When you return the material, keep every line exactly as it is and omit the pictures.

**********

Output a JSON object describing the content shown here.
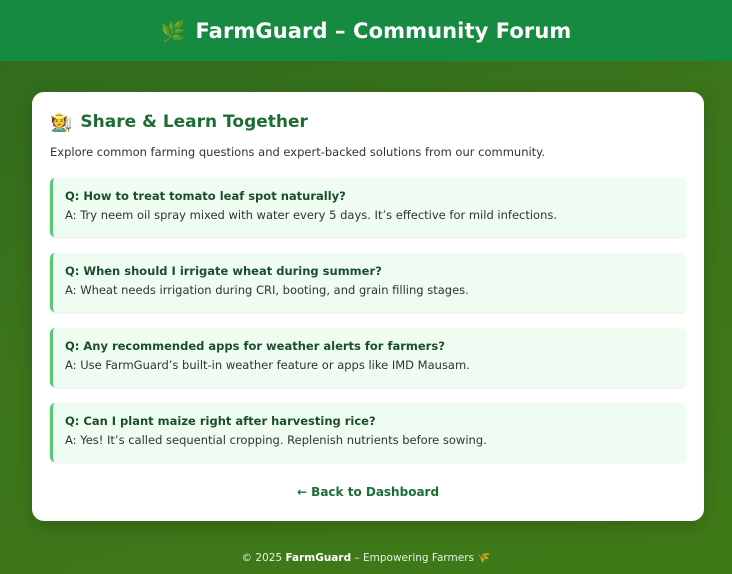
{
  "header": {
    "icon": "leaf-icon",
    "icon_glyph": "🌿",
    "title": "FarmGuard – Community Forum"
  },
  "card": {
    "icon": "farmer-icon",
    "icon_glyph": "🧑‍🌾",
    "heading": "Share & Learn Together",
    "intro": "Explore common farming questions and expert-backed solutions from our community.",
    "faqs": [
      {
        "q": "Q: How to treat tomato leaf spot naturally?",
        "a": "A: Try neem oil spray mixed with water every 5 days. It’s effective for mild infections."
      },
      {
        "q": "Q: When should I irrigate wheat during summer?",
        "a": "A: Wheat needs irrigation during CRI, booting, and grain filling stages."
      },
      {
        "q": "Q: Any recommended apps for weather alerts for farmers?",
        "a": "A: Use FarmGuard’s built-in weather feature or apps like IMD Mausam."
      },
      {
        "q": "Q: Can I plant maize right after harvesting rice?",
        "a": "A: Yes! It’s called sequential cropping. Replenish nutrients before sowing."
      }
    ],
    "back_link": "← Back to Dashboard"
  },
  "footer": {
    "prefix": "© 2025 ",
    "brand": "FarmGuard",
    "suffix": " – Empowering Farmers ",
    "icon": "wheat-icon",
    "icon_glyph": "🌾"
  },
  "colors": {
    "header_bg": "#178a41",
    "accent": "#1f6d33",
    "faq_bg": "#eefcf1",
    "faq_border": "#55c972"
  }
}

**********

TASK RESPONSE:
Output a JSON object describing the content shown here.
{
  "header": {
    "icon": "leaf-icon",
    "icon_glyph": "🌿",
    "title": "FarmGuard – Community Forum"
  },
  "card": {
    "icon": "farmer-icon",
    "icon_glyph": "🧑‍🌾",
    "heading": "Share & Learn Together",
    "intro": "Explore common farming questions and expert-backed solutions from our community.",
    "faqs": [
      {
        "q": "Q: How to treat tomato leaf spot naturally?",
        "a": "A: Try neem oil spray mixed with water every 5 days. It’s effective for mild infections."
      },
      {
        "q": "Q: When should I irrigate wheat during summer?",
        "a": "A: Wheat needs irrigation during CRI, booting, and grain filling stages."
      },
      {
        "q": "Q: Any recommended apps for weather alerts for farmers?",
        "a": "A: Use FarmGuard’s built-in weather feature or apps like IMD Mausam."
      },
      {
        "q": "Q: Can I plant maize right after harvesting rice?",
        "a": "A: Yes! It’s called sequential cropping. Replenish nutrients before sowing."
      }
    ],
    "back_link": "← Back to Dashboard"
  },
  "footer": {
    "prefix": "© 2025 ",
    "brand": "FarmGuard",
    "suffix": " – Empowering Farmers ",
    "icon": "wheat-icon",
    "icon_glyph": "🌾"
  },
  "colors": {
    "header_bg": "#178a41",
    "accent": "#1f6d33",
    "faq_bg": "#eefcf1",
    "faq_border": "#55c972"
  }
}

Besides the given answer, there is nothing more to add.